"This week’s events have clearly shown that cybersecurity is no longer just a 'tech' issue - it's at the very heart of protecting the systems that power our daily lives as Americans," said Rep. Elissa Slotkin, D-Mich., who introduced the bill Friday. "We have to make sure the federal government is working hand in glove with state and local authorities and private industry to deter these attacks and minimize their impact."
Meanwhile, the ransomware attack against Colonial Pipeline Co. remains under investigation. The Biden administration has blamed the attack on a Russian-speaking group that used the DarkSide ransomware variant to target the company on May 7, which led the company to temporarily shut down the 5,500-mile pipeline serving much of the East Coast. President Biden, however, says the Russian government was not involved.
On Saturday, Colonial Pipeline announced that it had returned to normal operations.
The DarkSide ransomware gang on Friday claimed that it had closed down its ransomware-as-a-service operation, saying it has lost access to certain parts of its infrastructure.
Research firm Elliptic claims it confirmed Colonial Pipeline paid a $5 million ransom by identifying the bitcoin wallet the DarkSide criminal group used.

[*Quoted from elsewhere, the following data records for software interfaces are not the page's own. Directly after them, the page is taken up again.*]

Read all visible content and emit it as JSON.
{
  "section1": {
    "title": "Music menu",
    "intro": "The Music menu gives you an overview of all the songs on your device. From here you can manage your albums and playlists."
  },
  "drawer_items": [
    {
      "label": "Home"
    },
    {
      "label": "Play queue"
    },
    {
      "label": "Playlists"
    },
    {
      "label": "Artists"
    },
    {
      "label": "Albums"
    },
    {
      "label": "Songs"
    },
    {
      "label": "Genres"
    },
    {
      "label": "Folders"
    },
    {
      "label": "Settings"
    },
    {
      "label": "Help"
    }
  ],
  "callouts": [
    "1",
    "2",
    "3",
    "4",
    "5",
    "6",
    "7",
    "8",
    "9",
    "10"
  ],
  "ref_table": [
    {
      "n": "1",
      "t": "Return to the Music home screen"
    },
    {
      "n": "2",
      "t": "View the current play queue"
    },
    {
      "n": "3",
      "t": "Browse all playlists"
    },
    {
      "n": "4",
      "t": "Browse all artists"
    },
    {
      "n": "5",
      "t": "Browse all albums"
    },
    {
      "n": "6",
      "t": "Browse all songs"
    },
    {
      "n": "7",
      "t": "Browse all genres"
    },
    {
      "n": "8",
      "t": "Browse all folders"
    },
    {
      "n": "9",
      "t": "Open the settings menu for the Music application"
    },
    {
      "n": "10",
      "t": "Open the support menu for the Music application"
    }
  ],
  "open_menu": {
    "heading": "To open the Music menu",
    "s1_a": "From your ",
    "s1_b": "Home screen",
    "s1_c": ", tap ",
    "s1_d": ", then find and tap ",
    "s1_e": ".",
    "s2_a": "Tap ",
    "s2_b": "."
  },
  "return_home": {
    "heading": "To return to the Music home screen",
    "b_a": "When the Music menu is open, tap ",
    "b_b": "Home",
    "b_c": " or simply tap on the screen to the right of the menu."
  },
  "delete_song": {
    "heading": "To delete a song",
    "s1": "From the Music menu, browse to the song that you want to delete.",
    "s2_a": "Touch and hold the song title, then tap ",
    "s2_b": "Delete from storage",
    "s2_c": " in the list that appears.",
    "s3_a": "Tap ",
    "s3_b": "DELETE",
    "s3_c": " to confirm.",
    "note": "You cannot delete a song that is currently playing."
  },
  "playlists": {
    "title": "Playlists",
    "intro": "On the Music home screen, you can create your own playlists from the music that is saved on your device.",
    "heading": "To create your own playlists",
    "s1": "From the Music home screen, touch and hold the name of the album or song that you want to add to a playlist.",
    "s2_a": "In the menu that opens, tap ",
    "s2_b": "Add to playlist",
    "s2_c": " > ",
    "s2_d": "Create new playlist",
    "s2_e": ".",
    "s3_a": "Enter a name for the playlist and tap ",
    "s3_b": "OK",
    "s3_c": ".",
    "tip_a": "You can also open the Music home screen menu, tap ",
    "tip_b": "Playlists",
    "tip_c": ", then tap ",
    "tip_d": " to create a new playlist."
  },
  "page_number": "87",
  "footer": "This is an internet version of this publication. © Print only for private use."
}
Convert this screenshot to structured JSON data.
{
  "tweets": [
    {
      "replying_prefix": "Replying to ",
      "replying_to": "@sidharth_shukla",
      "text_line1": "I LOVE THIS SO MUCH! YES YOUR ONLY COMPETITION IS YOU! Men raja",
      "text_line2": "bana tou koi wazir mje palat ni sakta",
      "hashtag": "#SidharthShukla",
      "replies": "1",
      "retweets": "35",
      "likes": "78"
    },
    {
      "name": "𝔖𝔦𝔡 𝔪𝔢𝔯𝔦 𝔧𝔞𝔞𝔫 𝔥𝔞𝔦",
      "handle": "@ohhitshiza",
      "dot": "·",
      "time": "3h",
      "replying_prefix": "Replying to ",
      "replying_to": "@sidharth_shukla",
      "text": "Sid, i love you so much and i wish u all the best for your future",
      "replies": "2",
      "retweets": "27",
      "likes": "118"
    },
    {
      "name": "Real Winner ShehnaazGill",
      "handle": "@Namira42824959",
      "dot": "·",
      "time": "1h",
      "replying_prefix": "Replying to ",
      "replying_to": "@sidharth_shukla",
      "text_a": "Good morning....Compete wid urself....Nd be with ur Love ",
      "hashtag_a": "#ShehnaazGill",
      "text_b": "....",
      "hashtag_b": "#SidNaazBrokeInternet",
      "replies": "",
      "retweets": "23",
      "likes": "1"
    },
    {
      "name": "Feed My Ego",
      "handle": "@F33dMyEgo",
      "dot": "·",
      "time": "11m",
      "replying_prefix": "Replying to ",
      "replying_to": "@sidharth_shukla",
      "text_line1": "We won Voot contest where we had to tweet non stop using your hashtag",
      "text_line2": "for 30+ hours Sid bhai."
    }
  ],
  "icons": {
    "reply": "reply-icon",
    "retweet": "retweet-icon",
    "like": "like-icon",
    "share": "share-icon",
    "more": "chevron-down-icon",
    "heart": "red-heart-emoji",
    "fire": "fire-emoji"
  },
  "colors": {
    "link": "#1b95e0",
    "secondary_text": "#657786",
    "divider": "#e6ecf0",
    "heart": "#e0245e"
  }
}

But the company has not commented on whether it paid its attackers (see: Paying a Ransom: Does It Really Encourage More Attacks?).
Editor's Note: This article was updated with a statement from Reps. Carolyn Maloney and Bennie Thompson.